Frightening realismBMJ 1994; 308 doi: http://dx.doi.org/10.1136/bmj.308.6936.1108 (Published 23 April 1994) Cite this as: BMJ 1994;308:1108
- L Dillner
It is the morning of the London preview of Cardiac Arrest, and John MacUre, the writer of this six part drama for prime time television, is fielding questions from journalists. MacUre (not his real name) is a senior house officer in medicine who was commissioned to write the series after replying to an advertisement placed by the producers in the BMJ. His story of junior doctors in the NHS differs from other hospital dramas in being frighteningly realistic.
Cardiac Arrest is set in a large city hospital run by inexperienced, chronically tired, and often callous young doctors who frequently make mistakes and seem cavalier in their eagerness to help patients meet their maker.
Andrew, the new and convincingly clueless house officer, is seen rewriting piles of drug charts, panicking when a patient arrests, and being bleeped in the middle of the night to flush an intravenous cannula.

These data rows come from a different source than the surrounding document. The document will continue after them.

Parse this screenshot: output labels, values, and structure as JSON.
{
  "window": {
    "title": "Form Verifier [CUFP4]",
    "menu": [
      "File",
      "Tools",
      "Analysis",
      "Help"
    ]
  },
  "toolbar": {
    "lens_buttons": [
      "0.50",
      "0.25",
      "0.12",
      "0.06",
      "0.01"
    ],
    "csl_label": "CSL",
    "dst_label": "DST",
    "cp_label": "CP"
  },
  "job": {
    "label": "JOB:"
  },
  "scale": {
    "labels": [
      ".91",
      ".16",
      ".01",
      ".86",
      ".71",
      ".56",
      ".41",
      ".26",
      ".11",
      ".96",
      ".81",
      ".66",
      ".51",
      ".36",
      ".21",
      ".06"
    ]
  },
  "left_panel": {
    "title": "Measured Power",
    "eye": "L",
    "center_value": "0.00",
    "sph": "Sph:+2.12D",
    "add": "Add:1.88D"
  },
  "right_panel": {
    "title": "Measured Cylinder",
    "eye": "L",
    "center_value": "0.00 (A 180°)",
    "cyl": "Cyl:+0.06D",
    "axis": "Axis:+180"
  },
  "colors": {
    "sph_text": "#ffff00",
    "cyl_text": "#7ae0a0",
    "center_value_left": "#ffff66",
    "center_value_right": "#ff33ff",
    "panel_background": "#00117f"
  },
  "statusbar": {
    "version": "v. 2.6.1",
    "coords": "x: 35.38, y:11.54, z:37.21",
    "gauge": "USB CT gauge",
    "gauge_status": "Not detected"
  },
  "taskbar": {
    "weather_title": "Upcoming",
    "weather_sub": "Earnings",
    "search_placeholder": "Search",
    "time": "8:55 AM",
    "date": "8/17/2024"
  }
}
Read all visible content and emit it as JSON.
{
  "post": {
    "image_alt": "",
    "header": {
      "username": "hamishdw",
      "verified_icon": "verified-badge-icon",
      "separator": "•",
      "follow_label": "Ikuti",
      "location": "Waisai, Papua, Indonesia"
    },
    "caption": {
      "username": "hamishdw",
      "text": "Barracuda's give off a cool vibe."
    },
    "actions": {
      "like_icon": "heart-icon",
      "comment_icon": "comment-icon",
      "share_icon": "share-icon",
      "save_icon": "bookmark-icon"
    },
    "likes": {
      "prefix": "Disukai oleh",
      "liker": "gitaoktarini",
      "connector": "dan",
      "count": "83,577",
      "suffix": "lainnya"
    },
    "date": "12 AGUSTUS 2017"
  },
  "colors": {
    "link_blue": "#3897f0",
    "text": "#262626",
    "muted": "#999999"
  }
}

There was an induction course for house officers - but guess what - there was too much happening on the ward for him to go.
In fact the series manages to include most of the grievances of junior doctors - intrusive bleeps, closed canteens, cockroaches in the on call rooms, and wards run by nurses who are always off on tea breaks and respond to appeals for advice with “Well, you're the doctor.”
When Andrew's favourite patient dies after he has forgotten to chase up her electrolyte results (her potassium was over 7 mmol/l) he is reassured by his senior house officer in a scene that could reduce waiting lists faster than any government initiative.
“You come out of medical schools knowing bugger all - no wonder August is the killing season,” she says. “We all kill a few patients while we're learning.”
To have told a less accurate story, MacUre tells the journalists, would have been to betray the people he works with. The journalists do not find this admission comforting. “How much of this is based on fact?” asks one journalist nervously. “It's based on realism,” says MacUre. “It gives an accurate portrayal of the working conditions of junior doctors so that hopefully the public will understand the pressures that we are under.”
One of the journalists is concerned about the effect such honesty will have on people who are about to go into hospital. “It worries me to hell that junior doctors are pressurised, leant upon, not always doing the job they should be doing, sometimes cheating - it's like being on an aircraft and being told the pilot is wildly drunk … It might scare people to death.” MacUre is unrepentant. “I think it would be patronising to think that the public couldn't accept what this shows,” he says. “It shows people who went into medicine wanting to get to know their patients and to be caring people - but the system makes this almost impossible.”
As an ambassador for junior doctors MacUre is articulate and compassionate. The series is compelling, but so fast and in places so angry that it is not a foregone conclusion that the public will buy his message. In parts it retells the mythology that all junior doctors revel in - incidents that seem hilarious in the bar but look a bit heartless on the television screen. When Claire, the beautiful but brittle senior house officer on Andrew's firm, suggests that a “pine box” rather than antibiotics should be prescribed for a man dying of a mesothelioma you feel that sleep deprivation would be too good for her.
MacUre is confident that people will gradually see that behind every monster lurks a well meaning medic. He says that every junior doctor who has seen the series is delighted that the public will see what it's like for them at last. The public may be less delighted.